* _Task to carry out_
Repeat the material exactly, leaving no line out.

* _Listed entries_
- Opening Delimiter -

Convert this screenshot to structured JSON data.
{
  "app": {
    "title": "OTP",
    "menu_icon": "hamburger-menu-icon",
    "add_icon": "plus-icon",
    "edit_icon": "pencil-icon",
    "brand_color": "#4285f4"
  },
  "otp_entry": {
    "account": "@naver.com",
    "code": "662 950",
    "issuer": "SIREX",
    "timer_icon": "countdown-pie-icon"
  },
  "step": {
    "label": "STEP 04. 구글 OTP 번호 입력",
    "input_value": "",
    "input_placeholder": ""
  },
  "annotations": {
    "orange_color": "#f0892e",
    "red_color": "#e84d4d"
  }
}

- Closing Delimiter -

* _Response area_
Convert this screenshot to structured JSON data.
{
  "app": {
    "title": "OTP",
    "menu_icon": "hamburger-menu-icon",
    "add_icon": "plus-icon",
    "edit_icon": "pencil-icon",
    "brand_color": "#4285f4"
  },
  "otp_entry": {
    "account": "@naver.com",
    "code": "662 950",
    "issuer": "SIREX",
    "timer_icon": "countdown-pie-icon"
  },
  "step": {
    "label": "STEP 04. 구글 OTP 번호 입력",
    "input_value": "",
    "input_placeholder": ""
  },
  "annotations": {
    "orange_color": "#f0892e",
    "red_color": "#e84d4d"
  }
}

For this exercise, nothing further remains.